Gonzalez AM, Leadbeater W, Podvin S, Borboa A, Burg M, Sawada R, Rayner J, Sims K, Terasaki T, Johanson C, Stopa E, Eliceiri B, Baird A: Epidermal growth factor targeting of bacteriophage to the choroid plexus for gene delivery to the central nervous system via cerebrospinal fluid, Brain Res 2010, 1359:1-13
Sawada R, Peterson CY, Gonzalez AM, Potenza BM, Mueller B, Coimbra R, Eliceiri BP, Baird A: A phage-targeting strategy for the design of spatiotemporal drug delivery from grafted matrices, Fibrogenesis Tissue Repair 2011, 4:7
Gonzalez AM, Podvin S, Lin SY, Miller MC, Botfield H, Leadbeater WE, Roberton A, Dang X, Knowling SE, Cardenas-Galindo E, Donahue JE, Stopa EG, Johanson CE, Coimbra R, Eliceiri BP, Baird A: Ecrg4 expression and its product augurin in the choroid plexus: impact on fetal brain development, cerebrospinal fluid homeostasis and neuroprogenitor cell response to CNS injury, Fluids Barriers CNS 2011, 8:6
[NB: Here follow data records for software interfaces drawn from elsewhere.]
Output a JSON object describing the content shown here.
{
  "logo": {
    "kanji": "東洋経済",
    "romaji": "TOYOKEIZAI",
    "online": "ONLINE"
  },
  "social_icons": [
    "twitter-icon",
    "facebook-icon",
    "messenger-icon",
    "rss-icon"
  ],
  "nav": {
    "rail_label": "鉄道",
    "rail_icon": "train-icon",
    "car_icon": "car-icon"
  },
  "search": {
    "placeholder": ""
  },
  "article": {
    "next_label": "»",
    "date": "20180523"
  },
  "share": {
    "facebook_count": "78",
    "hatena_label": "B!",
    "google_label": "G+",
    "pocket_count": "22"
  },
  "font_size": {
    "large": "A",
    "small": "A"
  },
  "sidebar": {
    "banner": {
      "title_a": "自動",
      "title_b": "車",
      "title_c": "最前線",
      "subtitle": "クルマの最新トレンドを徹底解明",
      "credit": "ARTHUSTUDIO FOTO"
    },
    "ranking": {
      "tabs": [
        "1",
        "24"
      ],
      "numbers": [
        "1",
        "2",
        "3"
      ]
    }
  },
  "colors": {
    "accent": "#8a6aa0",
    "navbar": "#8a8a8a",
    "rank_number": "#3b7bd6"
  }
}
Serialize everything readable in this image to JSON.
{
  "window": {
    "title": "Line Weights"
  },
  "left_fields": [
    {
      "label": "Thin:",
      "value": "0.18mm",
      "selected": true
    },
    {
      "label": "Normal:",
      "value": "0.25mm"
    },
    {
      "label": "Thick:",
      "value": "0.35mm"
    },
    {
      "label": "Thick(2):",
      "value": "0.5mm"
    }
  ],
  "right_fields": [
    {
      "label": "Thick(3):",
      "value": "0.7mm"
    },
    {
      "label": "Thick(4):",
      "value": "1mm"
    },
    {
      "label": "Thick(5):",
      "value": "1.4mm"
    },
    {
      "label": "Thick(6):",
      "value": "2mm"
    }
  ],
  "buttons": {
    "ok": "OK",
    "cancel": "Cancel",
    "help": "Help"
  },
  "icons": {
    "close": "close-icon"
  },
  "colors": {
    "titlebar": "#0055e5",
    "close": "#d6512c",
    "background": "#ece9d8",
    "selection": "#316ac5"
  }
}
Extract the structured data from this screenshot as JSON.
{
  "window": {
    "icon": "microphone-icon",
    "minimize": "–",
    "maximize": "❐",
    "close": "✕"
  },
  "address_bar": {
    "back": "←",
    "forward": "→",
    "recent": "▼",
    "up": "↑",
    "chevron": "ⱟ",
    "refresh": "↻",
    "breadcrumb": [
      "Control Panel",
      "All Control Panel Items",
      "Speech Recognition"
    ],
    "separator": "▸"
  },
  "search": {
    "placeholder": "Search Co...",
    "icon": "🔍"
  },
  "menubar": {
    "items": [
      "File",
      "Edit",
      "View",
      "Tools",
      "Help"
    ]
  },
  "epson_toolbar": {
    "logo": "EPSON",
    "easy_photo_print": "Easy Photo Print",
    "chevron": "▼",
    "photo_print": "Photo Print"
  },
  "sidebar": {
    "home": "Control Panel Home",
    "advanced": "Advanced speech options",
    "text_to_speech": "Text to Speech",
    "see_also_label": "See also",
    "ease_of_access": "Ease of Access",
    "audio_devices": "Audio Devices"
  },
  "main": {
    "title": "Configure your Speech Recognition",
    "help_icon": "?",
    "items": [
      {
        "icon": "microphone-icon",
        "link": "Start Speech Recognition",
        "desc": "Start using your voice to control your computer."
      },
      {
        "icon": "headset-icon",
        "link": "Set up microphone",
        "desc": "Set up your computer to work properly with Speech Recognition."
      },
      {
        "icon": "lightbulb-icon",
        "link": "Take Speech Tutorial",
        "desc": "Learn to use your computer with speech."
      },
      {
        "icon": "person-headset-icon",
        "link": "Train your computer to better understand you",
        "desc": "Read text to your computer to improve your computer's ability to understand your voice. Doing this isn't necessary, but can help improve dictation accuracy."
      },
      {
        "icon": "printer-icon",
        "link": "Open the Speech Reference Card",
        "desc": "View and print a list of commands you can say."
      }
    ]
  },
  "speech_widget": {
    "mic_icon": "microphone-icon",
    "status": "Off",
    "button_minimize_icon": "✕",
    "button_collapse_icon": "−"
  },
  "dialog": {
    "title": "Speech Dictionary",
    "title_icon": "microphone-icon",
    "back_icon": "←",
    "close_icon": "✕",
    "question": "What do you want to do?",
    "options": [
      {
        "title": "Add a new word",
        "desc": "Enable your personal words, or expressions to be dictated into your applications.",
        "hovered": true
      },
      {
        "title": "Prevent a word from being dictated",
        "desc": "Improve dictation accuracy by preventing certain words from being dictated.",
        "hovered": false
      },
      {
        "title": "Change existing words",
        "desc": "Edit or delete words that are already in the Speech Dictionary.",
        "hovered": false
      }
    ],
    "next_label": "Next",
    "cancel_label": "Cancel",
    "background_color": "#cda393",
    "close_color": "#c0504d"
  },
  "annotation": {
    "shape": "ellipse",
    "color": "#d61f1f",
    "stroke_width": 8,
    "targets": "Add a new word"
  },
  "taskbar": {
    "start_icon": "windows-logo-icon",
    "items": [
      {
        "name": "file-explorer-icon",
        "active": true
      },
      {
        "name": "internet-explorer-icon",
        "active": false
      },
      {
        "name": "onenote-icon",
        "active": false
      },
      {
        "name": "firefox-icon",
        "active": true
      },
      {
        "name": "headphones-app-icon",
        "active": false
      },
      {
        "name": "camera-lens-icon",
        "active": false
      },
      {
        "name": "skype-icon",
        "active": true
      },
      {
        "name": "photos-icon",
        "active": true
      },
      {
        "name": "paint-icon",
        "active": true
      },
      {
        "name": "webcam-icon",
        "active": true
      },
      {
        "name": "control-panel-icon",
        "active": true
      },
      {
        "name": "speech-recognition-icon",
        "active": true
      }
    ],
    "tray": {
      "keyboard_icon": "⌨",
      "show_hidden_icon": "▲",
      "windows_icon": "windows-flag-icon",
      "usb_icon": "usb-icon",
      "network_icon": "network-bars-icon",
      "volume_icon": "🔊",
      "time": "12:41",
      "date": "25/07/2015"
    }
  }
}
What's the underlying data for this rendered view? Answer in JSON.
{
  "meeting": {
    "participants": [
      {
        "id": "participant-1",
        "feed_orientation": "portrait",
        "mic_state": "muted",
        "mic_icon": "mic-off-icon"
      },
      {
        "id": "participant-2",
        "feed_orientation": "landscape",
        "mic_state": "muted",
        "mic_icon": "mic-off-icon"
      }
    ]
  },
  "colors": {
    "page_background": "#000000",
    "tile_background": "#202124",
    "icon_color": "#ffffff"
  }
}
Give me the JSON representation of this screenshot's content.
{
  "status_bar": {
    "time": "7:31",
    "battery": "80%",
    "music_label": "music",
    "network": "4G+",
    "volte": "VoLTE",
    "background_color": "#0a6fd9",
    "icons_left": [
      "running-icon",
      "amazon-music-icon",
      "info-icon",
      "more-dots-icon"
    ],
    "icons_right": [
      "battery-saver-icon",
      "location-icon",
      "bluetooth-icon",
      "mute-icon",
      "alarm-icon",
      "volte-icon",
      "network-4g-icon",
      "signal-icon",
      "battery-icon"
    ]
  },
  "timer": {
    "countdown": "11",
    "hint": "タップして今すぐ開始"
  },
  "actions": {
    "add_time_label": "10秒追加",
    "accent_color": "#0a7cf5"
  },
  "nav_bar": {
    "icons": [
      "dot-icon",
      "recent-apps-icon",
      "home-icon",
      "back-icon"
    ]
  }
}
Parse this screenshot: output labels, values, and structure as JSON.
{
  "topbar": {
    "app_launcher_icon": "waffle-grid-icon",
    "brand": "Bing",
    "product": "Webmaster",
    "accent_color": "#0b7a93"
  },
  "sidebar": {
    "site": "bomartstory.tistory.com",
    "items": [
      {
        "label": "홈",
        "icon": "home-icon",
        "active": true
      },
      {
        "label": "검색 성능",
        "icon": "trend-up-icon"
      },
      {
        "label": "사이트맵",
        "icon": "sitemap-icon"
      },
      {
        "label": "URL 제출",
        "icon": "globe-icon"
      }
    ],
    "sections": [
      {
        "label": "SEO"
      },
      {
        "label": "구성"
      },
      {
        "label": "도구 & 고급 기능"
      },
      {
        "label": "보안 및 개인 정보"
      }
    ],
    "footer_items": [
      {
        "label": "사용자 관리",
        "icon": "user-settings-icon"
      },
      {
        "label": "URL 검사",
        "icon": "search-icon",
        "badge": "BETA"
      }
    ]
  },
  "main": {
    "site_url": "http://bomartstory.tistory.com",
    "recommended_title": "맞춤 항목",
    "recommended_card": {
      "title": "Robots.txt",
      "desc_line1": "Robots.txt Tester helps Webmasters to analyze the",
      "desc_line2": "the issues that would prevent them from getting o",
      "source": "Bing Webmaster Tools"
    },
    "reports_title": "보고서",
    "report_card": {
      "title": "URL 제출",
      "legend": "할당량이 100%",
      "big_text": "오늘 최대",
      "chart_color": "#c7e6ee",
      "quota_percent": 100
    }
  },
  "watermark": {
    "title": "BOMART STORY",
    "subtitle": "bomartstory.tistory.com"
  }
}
Gonzalez AM, Leadbeater WE, Burg M, Sims K, Terasaki T, Johanson CE, Stopa EG, Eliceiri BP, Baird A: Targeting choroid plexus epithelia and ventricular ependyma for drug delivery to the central nervous system, BMC Neurosci 2011, 12:4
Eliceiri BP, Gonzalez AM, Baird A: Zebrafish model of the blood-brain barrier: morphological and permeability studies, Methods Mol Biol 2011, 686:371-378
Baird A, Eliceiri BP, Gonzalez AM, Johanson CE, Leadbeater W, Stopa EG: Targeting the choroid plexus-CSF-brain nexus using peptides identified by phage display, Methods Mol Biol 2011, 686:483-498